The Full Court recently handed down a very interesting decision on the construction of contracts of insurance generally in Todd v Alterra at Lloyds Ltd (on behalf of the underwriting members of Syndicate 1400)  FCAFC 15 (19 February 2016).
Allsop CJ and Gleeson J rejected (at ) the submission of the Insurer that as the policy was an indemnity insurance policy, the insurance policy should be construed as a contract of indemnity. Such a construction would have the result that in case of any doubt as to the proper construction of an insuring clause, the doubt should be resolved in favour of the insurers.
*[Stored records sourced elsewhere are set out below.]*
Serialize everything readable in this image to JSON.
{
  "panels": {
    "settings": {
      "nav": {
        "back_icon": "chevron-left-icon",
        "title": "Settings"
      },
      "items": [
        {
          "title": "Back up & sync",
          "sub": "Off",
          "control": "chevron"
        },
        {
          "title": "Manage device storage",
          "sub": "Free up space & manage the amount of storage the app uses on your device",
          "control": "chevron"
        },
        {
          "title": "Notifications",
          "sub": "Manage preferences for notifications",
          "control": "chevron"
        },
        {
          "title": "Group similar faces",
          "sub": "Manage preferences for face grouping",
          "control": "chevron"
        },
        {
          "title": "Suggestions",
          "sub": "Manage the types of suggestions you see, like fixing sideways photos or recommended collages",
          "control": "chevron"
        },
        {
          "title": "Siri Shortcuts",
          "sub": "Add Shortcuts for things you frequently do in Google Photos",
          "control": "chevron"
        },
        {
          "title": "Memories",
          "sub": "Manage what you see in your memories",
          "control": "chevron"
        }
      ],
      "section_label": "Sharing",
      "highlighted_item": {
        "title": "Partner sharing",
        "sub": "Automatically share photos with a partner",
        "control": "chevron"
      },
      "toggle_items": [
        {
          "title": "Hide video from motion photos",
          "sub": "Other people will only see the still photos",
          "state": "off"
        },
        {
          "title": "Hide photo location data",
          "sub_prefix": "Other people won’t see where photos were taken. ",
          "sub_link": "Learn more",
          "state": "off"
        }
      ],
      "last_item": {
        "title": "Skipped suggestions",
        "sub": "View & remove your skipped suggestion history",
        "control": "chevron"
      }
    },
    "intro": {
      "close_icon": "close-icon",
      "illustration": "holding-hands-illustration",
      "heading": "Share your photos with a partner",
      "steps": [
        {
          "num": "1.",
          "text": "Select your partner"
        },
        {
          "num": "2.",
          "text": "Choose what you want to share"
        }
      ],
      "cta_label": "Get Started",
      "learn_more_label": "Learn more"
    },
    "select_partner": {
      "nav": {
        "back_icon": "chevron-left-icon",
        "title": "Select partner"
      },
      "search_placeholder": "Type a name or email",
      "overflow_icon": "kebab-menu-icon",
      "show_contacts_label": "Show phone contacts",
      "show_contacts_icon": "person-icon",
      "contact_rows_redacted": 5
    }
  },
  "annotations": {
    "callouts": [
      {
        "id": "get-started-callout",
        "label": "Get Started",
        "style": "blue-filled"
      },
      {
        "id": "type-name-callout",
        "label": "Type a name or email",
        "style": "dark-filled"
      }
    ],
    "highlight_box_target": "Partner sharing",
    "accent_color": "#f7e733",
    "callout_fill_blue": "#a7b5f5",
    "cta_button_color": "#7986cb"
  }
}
Beach J concurred with the analysis of Allsop CJ and Gleeson J on this point commenting (at ):
"Special rules of interpretation developed for the benefit of those who agree to indemnify a creditor against the credit risk of a debtor, who have been in various ways “the object of some favour both at law and in equity” (In re Sherry; London and County Banking Co v Terry (1884) 25 Ch D 692 at 703 per the Earl of Selborne LC), have little to do with policies of indemnity insurance. In the latter case, the indemnifier is in a quite different category. It is engaging in the business of providing indemnities. It is doing so for reward, calculated in part by reference to the risk assessment of whether the relevant contingent event will occur. Moreover, the indemnified in the latter case is in a quite different situation to the indemnified in the former case. Different risk allocations are involved, although superficially each situation involves an indemnity contract."
Allsop CJ and Gleeson J further confirmed the principles of interpretation of commercial contracts apply to contracts of insurance (), noting especially at :
"To refer to “social” purpose (where relevant) is not to detach the process of interpretation and construction from the objective enquiry as to the meaning of a document regulating the private rights of the parties. It is to identify the reality that in some circumstances a policy of insurance as a commercial document will find its place in some aspect of the organisation of society through the rights and obligations thereby created by it. That place or purpose will have its weight in the description of meaning to the words in question."
On that point, Beach J commented that he would prefer to use the language of "commercial purpose" in contrast to the language of "social purpose" (at ).
The appellants succeeded in seeking cover for negligent financial planning advice which had been provided by the insured financial planner, in relation to products which were not on the financial planner's approved products list.